Bryce Brown (above) is one of Auburn's top outside shooters.
Auburn, Ala.--Freshman guard Bryce Brown will be held out for Auburn's basketball opener vs. UAB on Friday night because he is ineligible due to playing in a summer league game in Atlanta, which was an unintentional violation of NCAA rules.
Brown will be available for Auburn’s second game of the season, a 2 p.m. Tuesday home contest vs. Colorado.
The Tigers will take on UAB on Friday night down at least two guards and possibly three. Tahj Shamsid-Deen will not be available as he continues to recover from a shoulder injury. Pearl said there is good news on the junior’s recovery, which he noted is ahead of schedule. Shamsid-Deen is now participating in non-contact practices.

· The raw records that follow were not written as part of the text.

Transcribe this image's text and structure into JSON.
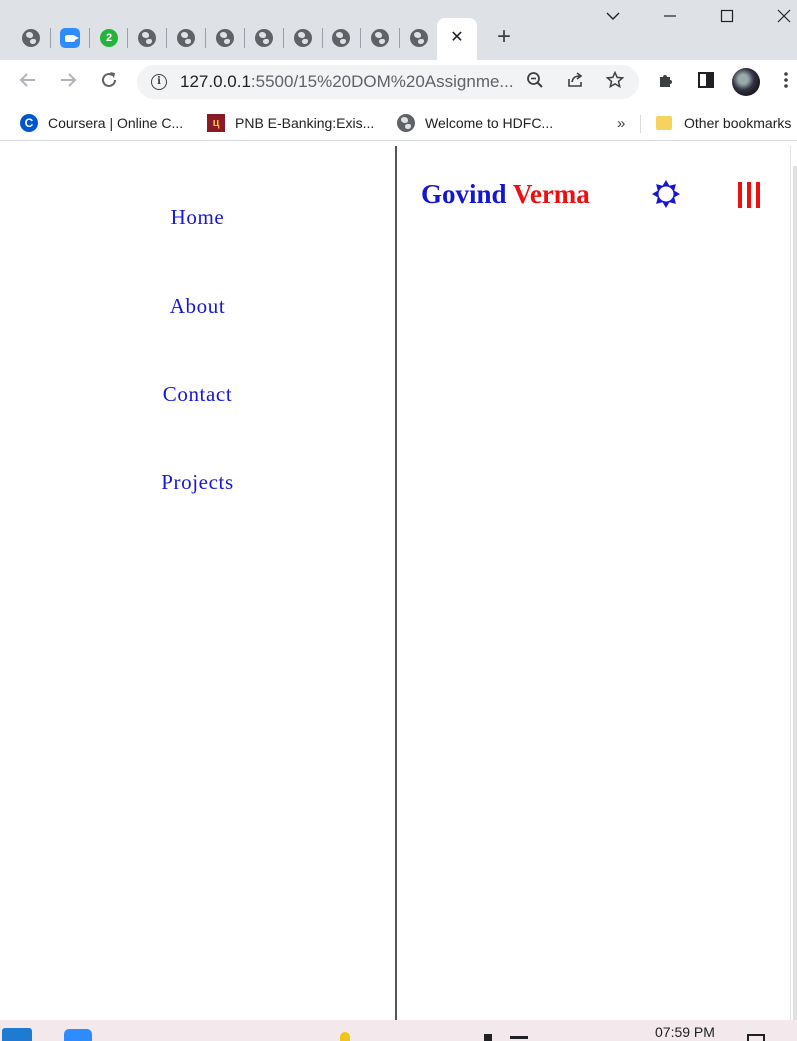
{
  "browser": {
    "tabs": [
      {
        "icon": "globe-icon"
      },
      {
        "icon": "zoom-icon"
      },
      {
        "icon": "notification-icon",
        "badge": "2"
      },
      {
        "icon": "globe-icon"
      },
      {
        "icon": "globe-icon"
      },
      {
        "icon": "globe-icon"
      },
      {
        "icon": "globe-icon"
      },
      {
        "icon": "globe-icon"
      },
      {
        "icon": "globe-icon"
      },
      {
        "icon": "globe-icon"
      },
      {
        "icon": "globe-icon"
      }
    ],
    "active_tab_close": "✕",
    "new_tab": "+",
    "url_host": "127.0.0.1",
    "url_rest": ":5500/15%20DOM%20Assignme..."
  },
  "bookmarks": {
    "items": [
      {
        "icon": "coursera-icon",
        "label": "Coursera | Online C..."
      },
      {
        "icon": "pnb-icon",
        "label": "PNB E-Banking:Exis..."
      },
      {
        "icon": "globe-icon",
        "label": "Welcome to HDFC..."
      }
    ],
    "overflow": "»",
    "other": "Other bookmarks"
  },
  "page": {
    "nav": [
      "Home",
      "About",
      "Contact",
      "Projects"
    ],
    "brand_first": "Govind",
    "brand_last": "Verma",
    "colors": {
      "nav": "#1a16d8",
      "brand_first": "#1515d6",
      "brand_last": "#ef0f0f",
      "theme_icon": "#1515d6",
      "menu_icon": "#ef0f0f"
    },
    "theme_toggle_icon": "sun-icon",
    "menu_icon": "hamburger-menu-icon"
  },
  "taskbar": {
    "time": "07:59 PM"
  }
}
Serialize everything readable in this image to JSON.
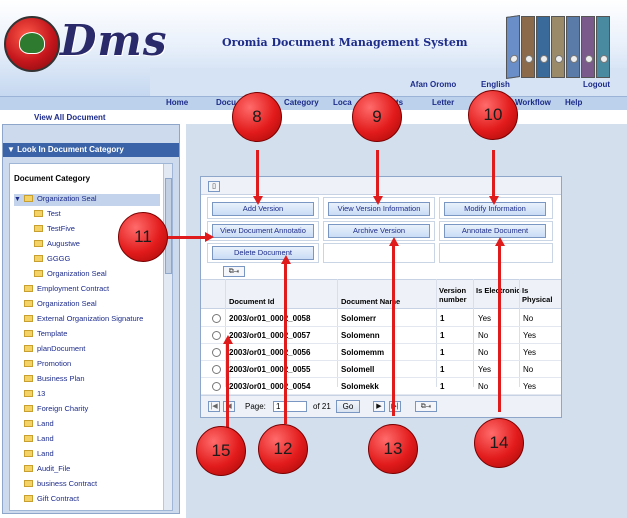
{
  "header": {
    "logo_text": "Dms",
    "app_title": "Oromia Document Management System",
    "lang_links": [
      "Afan Oromo",
      "English"
    ],
    "logout": "Logout"
  },
  "nav": {
    "items": [
      "Home",
      "Docu",
      "Category",
      "Loca",
      "ts",
      "Letter",
      "Workflow",
      "Help"
    ]
  },
  "subnav": {
    "label": "View All Document"
  },
  "sidebar": {
    "header": "Look In Document Category",
    "title": "Document Category",
    "items": [
      "Organization Seal",
      "Test",
      "TestFive",
      "Augustwe",
      "GGGG",
      "Organization Seal",
      "Employment Contract",
      "Organization Seal",
      "External Organization Signature",
      "Template",
      "planDocument",
      "Promotion",
      "Business Plan",
      "13",
      "Foreign Charity",
      "Land",
      "Land",
      "Land",
      "Audit_File",
      "business Contract",
      "Gift Contract"
    ]
  },
  "actions": {
    "add_version": "Add Version",
    "view_version_info": "View Version Information",
    "modify_info": "Modify Information",
    "view_annotation": "View Document Annotatio",
    "archive_version": "Archive Version",
    "annotate": "Annotate Document",
    "delete": "Delete Document"
  },
  "table": {
    "headers": {
      "doc_id": "Document Id",
      "doc_name": "Document Name",
      "version": "Version number",
      "electronic": "Is Electronic",
      "physical": "Is Physical"
    },
    "rows": [
      {
        "id": "2003/or01_0002_0058",
        "name": "Solomerr",
        "version": "1",
        "electronic": "Yes",
        "physical": "No"
      },
      {
        "id": "2003/or01_0002_0057",
        "name": "Solomenn",
        "version": "1",
        "electronic": "No",
        "physical": "Yes"
      },
      {
        "id": "2003/or01_0002_0056",
        "name": "Solomemm",
        "version": "1",
        "electronic": "No",
        "physical": "Yes"
      },
      {
        "id": "2003/or01_0002_0055",
        "name": "Solomell",
        "version": "1",
        "electronic": "Yes",
        "physical": "No"
      },
      {
        "id": "2003/or01_0002_0054",
        "name": "Solomekk",
        "version": "1",
        "electronic": "No",
        "physical": "Yes"
      }
    ]
  },
  "pager": {
    "page_label": "Page:",
    "page_value": "1",
    "of_total": "of 21",
    "go": "Go"
  },
  "callouts": [
    "8",
    "9",
    "10",
    "11",
    "12",
    "13",
    "14",
    "15"
  ],
  "colors": {
    "accent": "#1d2c8a",
    "callout": "#e21b1b",
    "sidebar_header": "#3b64a8",
    "binder_colors": [
      "#6a8fc8",
      "#8a6a4a",
      "#3a6a9a",
      "#9a8a6a",
      "#5a7aa8",
      "#7a5a8a",
      "#4a8aa0"
    ]
  }
}
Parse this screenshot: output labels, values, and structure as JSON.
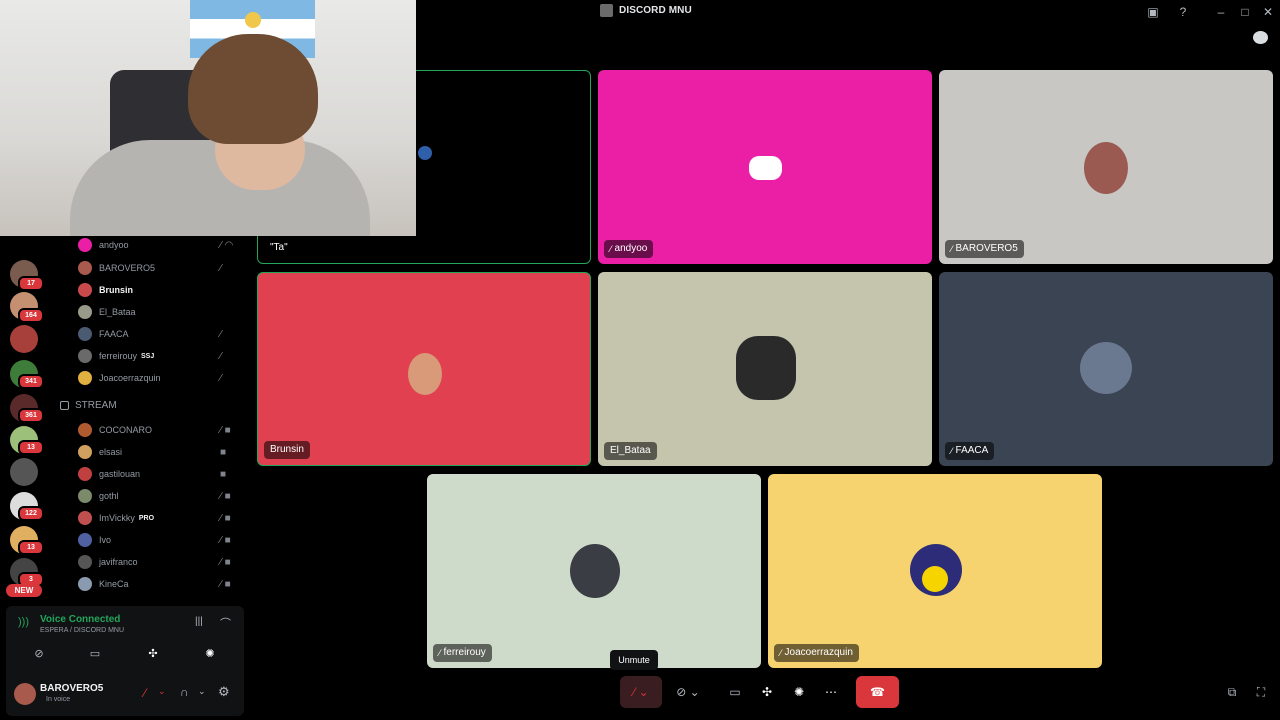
{
  "app": {
    "title": "DISCORD MNU"
  },
  "servers": {
    "badges": [
      "17",
      "164",
      "341",
      "361",
      "13",
      "122",
      "13",
      "3"
    ],
    "new_label": "NEW"
  },
  "channel_list": {
    "members_top": [
      {
        "name": "andyoo",
        "active": false,
        "tag": ""
      },
      {
        "name": "BAROVERO5",
        "active": false,
        "tag": ""
      },
      {
        "name": "Brunsin",
        "active": true,
        "tag": ""
      },
      {
        "name": "El_Bataa",
        "active": false,
        "tag": ""
      },
      {
        "name": "FAACA",
        "active": false,
        "tag": ""
      },
      {
        "name": "ferreirouy",
        "active": false,
        "tag": "SSJ"
      },
      {
        "name": "Joacoerrazquin",
        "active": false,
        "tag": ""
      }
    ],
    "stream_category": "STREAM",
    "stream_members": [
      {
        "name": "COCONARO",
        "tag": ""
      },
      {
        "name": "elsasi",
        "tag": ""
      },
      {
        "name": "gastilouan",
        "tag": ""
      },
      {
        "name": "gothl",
        "tag": ""
      },
      {
        "name": "ImVickky",
        "tag": "PRO"
      },
      {
        "name": "Ivo",
        "tag": ""
      },
      {
        "name": "javifranco",
        "tag": ""
      },
      {
        "name": "KineCa",
        "tag": ""
      }
    ]
  },
  "voice_panel": {
    "status": "Voice Connected",
    "channel": "ESPERA / DISCORD MNU"
  },
  "user_panel": {
    "name": "BAROVERO5",
    "status": "In voice"
  },
  "video_tiles": [
    {
      "label": "\"Ta\"",
      "bg": "#000000",
      "muted": false
    },
    {
      "label": "andyoo",
      "bg": "#eb1ea6",
      "muted": true
    },
    {
      "label": "BAROVERO5",
      "bg": "#c9c7c3",
      "muted": true
    },
    {
      "label": "Brunsin",
      "bg": "#e0404f",
      "muted": false
    },
    {
      "label": "El_Bataa",
      "bg": "#c5c4ad",
      "muted": false
    },
    {
      "label": "FAACA",
      "bg": "#3b4452",
      "muted": true
    },
    {
      "label": "ferreirouy",
      "bg": "#cedbcb",
      "muted": true
    },
    {
      "label": "Joacoerrazquin",
      "bg": "#f6d36f",
      "muted": true
    }
  ],
  "controls": {
    "tooltip": "Unmute"
  },
  "colors": {
    "accent_green": "#23a55a",
    "danger_red": "#da373c"
  }
}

Pearl also said on Thursday that another freshman guard, New Williams, is "doubtful"for Friday's game due to a knee problem. If Williams doesn't play that will likely mean an expanded role for freshman Zach Allison, an invited walk-on who played in both of Auburn's exhibition games. Another freshman guard, Danjel Purifoy, has not been academically cleared to play this season. Pearl said on Thursday that he is still waiting for a final decision on the four-star recruit's status for the 2015-16 season. Purifoy is taking classes at AU and is practicing with AU's scout team.
Explaining the situation with Brown, Pearl said the two-guard filled in for a team in during a summer league game for a team that was short on players and didn’t realize that he was not supposed to do that.
“I saw Bryce had tweeted something about his participation in a game in Atlanta,” Pearl said. “I knew that he had played a game in the Birmingham summer league so I called him and he explained what had happened.
“He actually went to watch the game and they didn’t have enough guys,” Pearl said. “They were short and his coach was coaching the team--his high school coach, his high school JV coach, I think--and said, ‘Do you want to play?’
“Bryce, being a freshman and probably not having been through it before, he was told that you can only play in one NCAA-approved summer league, but I’m sure didn’t think he was doing anything wrong,” Pearl said.
“Obviously, you wouldn’t tweet about it afterward if you did think you were doing something wrong so we sent it to the NCAA and asked for their ruling. It’s a pretty standard one-for-one. I think it’s severe. I think it’s harsh. He only played in two summer league games total, but the rule is you can only play in one NCAA-approved summer league and so as a result he’s got to sit out this particular game.”